Space is everything

On a project level, a closed path is needed to create productive space. This discrete object interfaces outside itself in specific and controlled ways. On a brand level, a territorialising path needs to be open to afford unpredictable change. The amorphous object interfaces in unpredictable ways and therefore needs to be radically malleable.

Even conceptually, the qualities of a space can have shape and with shape comes geometry.

What does any of this have to do with Agent Cooper’s rock throwing? Perhaps not the rock throwing itself, but the dream that inspired his method. Within the world of Twin Peaks, there was a consequential connection between the method and the reality. In non-fictional contexts, this is essentially geometry — even psychic forms have material properties that can give predictable results.

The geometry of Cooper’s rock throwing resulted in an answer to his question divined.

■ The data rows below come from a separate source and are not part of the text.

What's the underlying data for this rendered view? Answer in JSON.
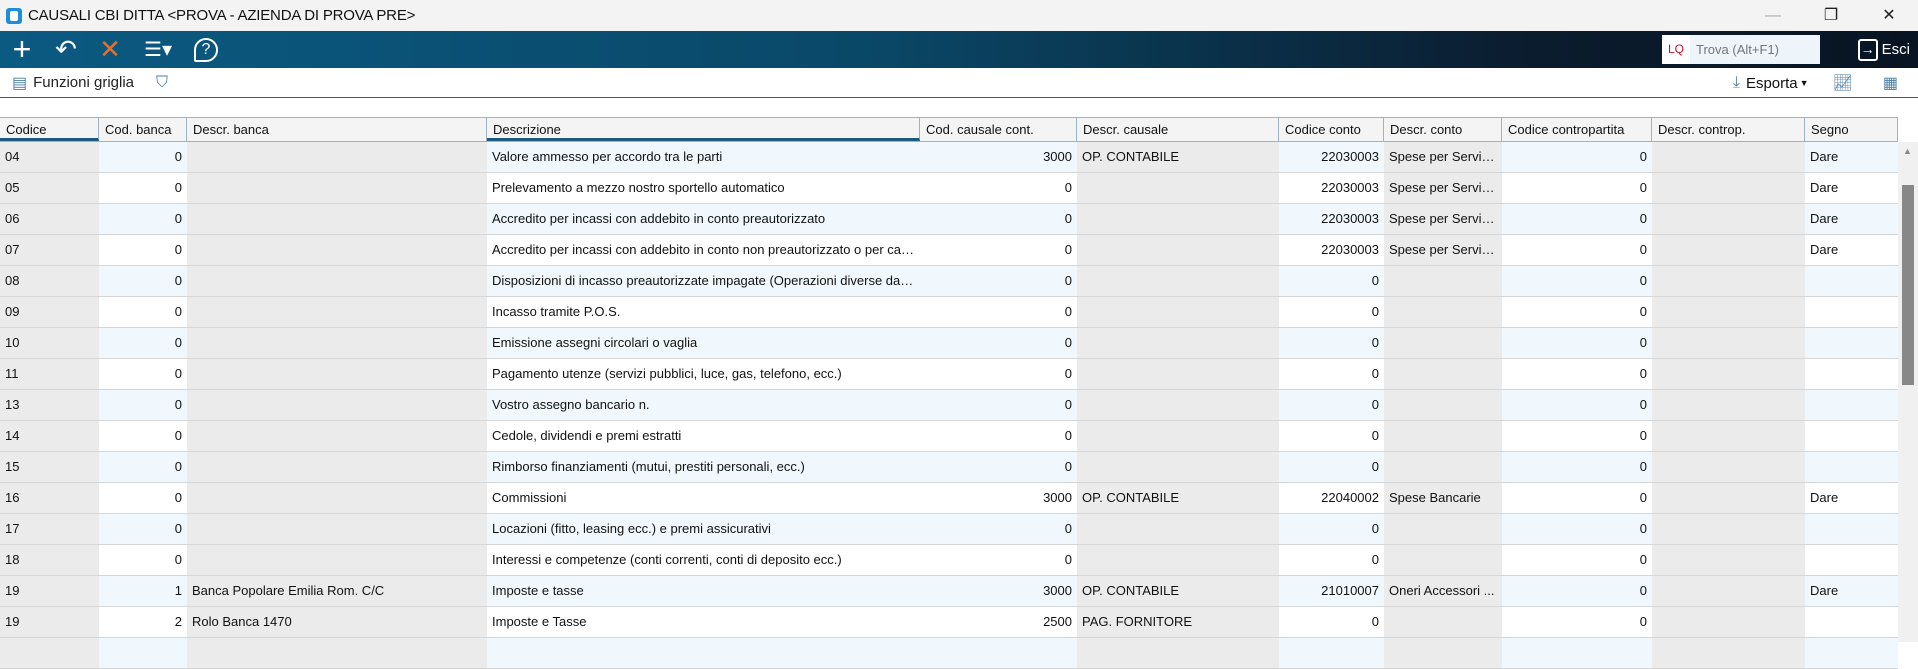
{
  "window": {
    "title": "CAUSALI CBI DITTA <PROVA - AZIENDA DI PROVA PRE>",
    "minimize": "—",
    "maximize": "❐",
    "close": "✕"
  },
  "toolbar": {
    "add": "+",
    "undo": "↶",
    "delete": "✕",
    "menu": "☰▾",
    "help": "?",
    "lq": "LQ",
    "find_placeholder": "Trova (Alt+F1)",
    "exit": "Esci"
  },
  "subbar": {
    "grid_functions": "Funzioni griglia",
    "export": "Esporta"
  },
  "columns": [
    "Codice",
    "Cod. banca",
    "Descr. banca",
    "Descrizione",
    "Cod. causale cont.",
    "Descr. causale",
    "Codice conto",
    "Descr. conto",
    "Codice contropartita",
    "Descr. controp.",
    "Segno"
  ],
  "rows": [
    [
      "04",
      "0",
      "",
      "Valore ammesso per accordo tra le parti",
      "3000",
      "OP. CONTABILE",
      "22030003",
      "Spese per Servizi...",
      "0",
      "",
      "Dare"
    ],
    [
      "05",
      "0",
      "",
      "Prelevamento a mezzo nostro sportello automatico",
      "0",
      "",
      "22030003",
      "Spese per Servizi...",
      "0",
      "",
      "Dare"
    ],
    [
      "06",
      "0",
      "",
      "Accredito per incassi con addebito in conto preautorizzato",
      "0",
      "",
      "22030003",
      "Spese per Servizi...",
      "0",
      "",
      "Dare"
    ],
    [
      "07",
      "0",
      "",
      "Accredito per incassi con addebito in conto non preautorizzato o per cassa",
      "0",
      "",
      "22030003",
      "Spese per Servizi...",
      "0",
      "",
      "Dare"
    ],
    [
      "08",
      "0",
      "",
      "Disposizioni di incasso preautorizzate impagate (Operazioni diverse da i...",
      "0",
      "",
      "0",
      "",
      "0",
      "",
      ""
    ],
    [
      "09",
      "0",
      "",
      "Incasso tramite P.O.S.",
      "0",
      "",
      "0",
      "",
      "0",
      "",
      ""
    ],
    [
      "10",
      "0",
      "",
      "Emissione assegni circolari o vaglia",
      "0",
      "",
      "0",
      "",
      "0",
      "",
      ""
    ],
    [
      "11",
      "0",
      "",
      "Pagamento utenze (servizi pubblici, luce, gas, telefono, ecc.)",
      "0",
      "",
      "0",
      "",
      "0",
      "",
      ""
    ],
    [
      "13",
      "0",
      "",
      "Vostro assegno bancario n.",
      "0",
      "",
      "0",
      "",
      "0",
      "",
      ""
    ],
    [
      "14",
      "0",
      "",
      "Cedole, dividendi e premi estratti",
      "0",
      "",
      "0",
      "",
      "0",
      "",
      ""
    ],
    [
      "15",
      "0",
      "",
      "Rimborso finanziamenti (mutui, prestiti personali, ecc.)",
      "0",
      "",
      "0",
      "",
      "0",
      "",
      ""
    ],
    [
      "16",
      "0",
      "",
      "Commissioni",
      "3000",
      "OP. CONTABILE",
      "22040002",
      "Spese Bancarie",
      "0",
      "",
      "Dare"
    ],
    [
      "17",
      "0",
      "",
      "Locazioni (fitto, leasing ecc.) e premi assicurativi",
      "0",
      "",
      "0",
      "",
      "0",
      "",
      ""
    ],
    [
      "18",
      "0",
      "",
      "Interessi e competenze (conti correnti, conti di deposito ecc.)",
      "0",
      "",
      "0",
      "",
      "0",
      "",
      ""
    ],
    [
      "19",
      "1",
      "Banca Popolare Emilia Rom. C/C",
      "Imposte e tasse",
      "3000",
      "OP. CONTABILE",
      "21010007",
      "Oneri Accessori ...",
      "0",
      "",
      "Dare"
    ],
    [
      "19",
      "2",
      "Rolo Banca 1470",
      "Imposte e Tasse",
      "2500",
      "PAG. FORNITORE",
      "0",
      "",
      "0",
      "",
      ""
    ]
  ]
}
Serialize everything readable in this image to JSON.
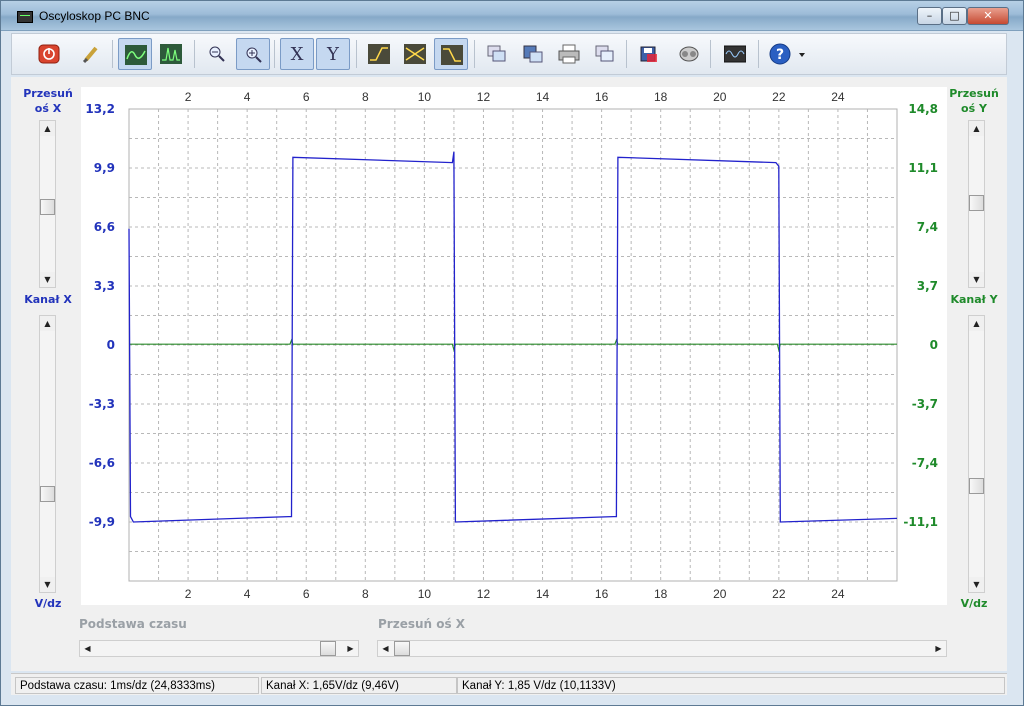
{
  "window": {
    "title": "Oscyloskop PC BNC",
    "minimize": "–",
    "maximize": "□",
    "close": "✕"
  },
  "toolbar": {
    "buttons": [
      {
        "name": "power-icon"
      },
      {
        "name": "brush-icon"
      },
      {
        "name": "waveform-line-icon",
        "active": true
      },
      {
        "name": "waveform-spectrum-icon"
      },
      {
        "name": "zoom-out-icon"
      },
      {
        "name": "zoom-in-icon",
        "active": true
      },
      {
        "label": "X",
        "active": true
      },
      {
        "label": "Y",
        "active": true
      },
      {
        "name": "trigger-rising-icon"
      },
      {
        "name": "trigger-cross-icon"
      },
      {
        "name": "trigger-falling-icon",
        "active": true
      },
      {
        "name": "copy-image-icon"
      },
      {
        "name": "save-image-icon"
      },
      {
        "name": "print-icon"
      },
      {
        "name": "copy-data-icon"
      },
      {
        "name": "save-data-icon"
      },
      {
        "name": "record-icon"
      },
      {
        "name": "generator-icon"
      },
      {
        "name": "help-icon"
      }
    ]
  },
  "left_panel": {
    "offset_label_1": "Przesuń",
    "offset_label_2": "oś X",
    "channel_label": "Kanał X",
    "unit_label": "V/dz"
  },
  "right_panel": {
    "offset_label_1": "Przesuń",
    "offset_label_2": "oś Y",
    "channel_label": "Kanał Y",
    "unit_label": "V/dz"
  },
  "bottom": {
    "timebase_label": "Podstawa czasu",
    "shift_x_label": "Przesuń oś X"
  },
  "status": {
    "timebase": "Podstawa czasu: 1ms/dz (24,8333ms)",
    "channel_x": "Kanał X: 1,65V/dz (9,46V)",
    "channel_y": "Kanał Y: 1,85 V/dz (10,1133V)"
  },
  "chart_data": {
    "type": "line",
    "x_ticks": [
      "2",
      "4",
      "6",
      "8",
      "10",
      "12",
      "14",
      "16",
      "18",
      "20",
      "22",
      "24"
    ],
    "xlim": [
      0,
      26
    ],
    "y_left_ticks": [
      "13,2",
      "9,9",
      "6,6",
      "3,3",
      "0",
      "-3,3",
      "-6,6",
      "-9,9"
    ],
    "y_left_lim": [
      -13.2,
      13.2
    ],
    "y_right_ticks": [
      "14,8",
      "11,1",
      "7,4",
      "3,7",
      "0",
      "-3,7",
      "-7,4",
      "-11,1"
    ],
    "y_right_lim": [
      -14.8,
      14.8
    ],
    "grid": true,
    "colors": {
      "channel_x": "#2222cc",
      "channel_y": "#2a8a2a",
      "left_axis": "#2233bb",
      "right_axis": "#1e8a2a"
    },
    "series": [
      {
        "axis": "left",
        "x": [
          0,
          0.05,
          0.15,
          5.4,
          5.5,
          5.55,
          10.95,
          11.0,
          11.05,
          16.4,
          16.5,
          16.55,
          21.9,
          22.0,
          22.05,
          26
        ],
        "y": [
          6.5,
          -9.6,
          -9.9,
          -9.6,
          -9.6,
          10.5,
          10.2,
          10.8,
          -9.9,
          -9.6,
          -9.6,
          10.5,
          10.2,
          10.0,
          -9.9,
          -9.7
        ]
      },
      {
        "axis": "right",
        "x": [
          0,
          5.45,
          5.5,
          5.55,
          10.95,
          11.0,
          11.05,
          16.45,
          16.5,
          16.55,
          21.95,
          22.0,
          22.05,
          26
        ],
        "y": [
          0.05,
          0.05,
          0.3,
          0.05,
          0.05,
          -0.3,
          0.05,
          0.05,
          0.3,
          0.05,
          0.05,
          -0.3,
          0.05,
          0.05
        ]
      }
    ]
  }
}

The geometry of the spaces created in our project also shaped the results that we could produce within them, though by less fantastical means.

Space is everything.

Other things I learned:

  • Auxilia is a most delightful font. We thought long and hard about choosing an open source font, or at least non-proprietary. But Auxilia’s charms won the day.

Relevant things I haven’t read fully but you totally should:

  • The Production of Space, by Henri Lefebvre.
  • The Condition of Virtuality, by Katherine Hayles.
  • A Thousand Plateaus: Capitalism and Schizophrenia, by Gilles Deleuze and Félix Guattari.
  • The Psychic Life of Power, by Judith Butler.

Also check out the project write-ups by Contentious and Agile Collective. They’re all great people to work with.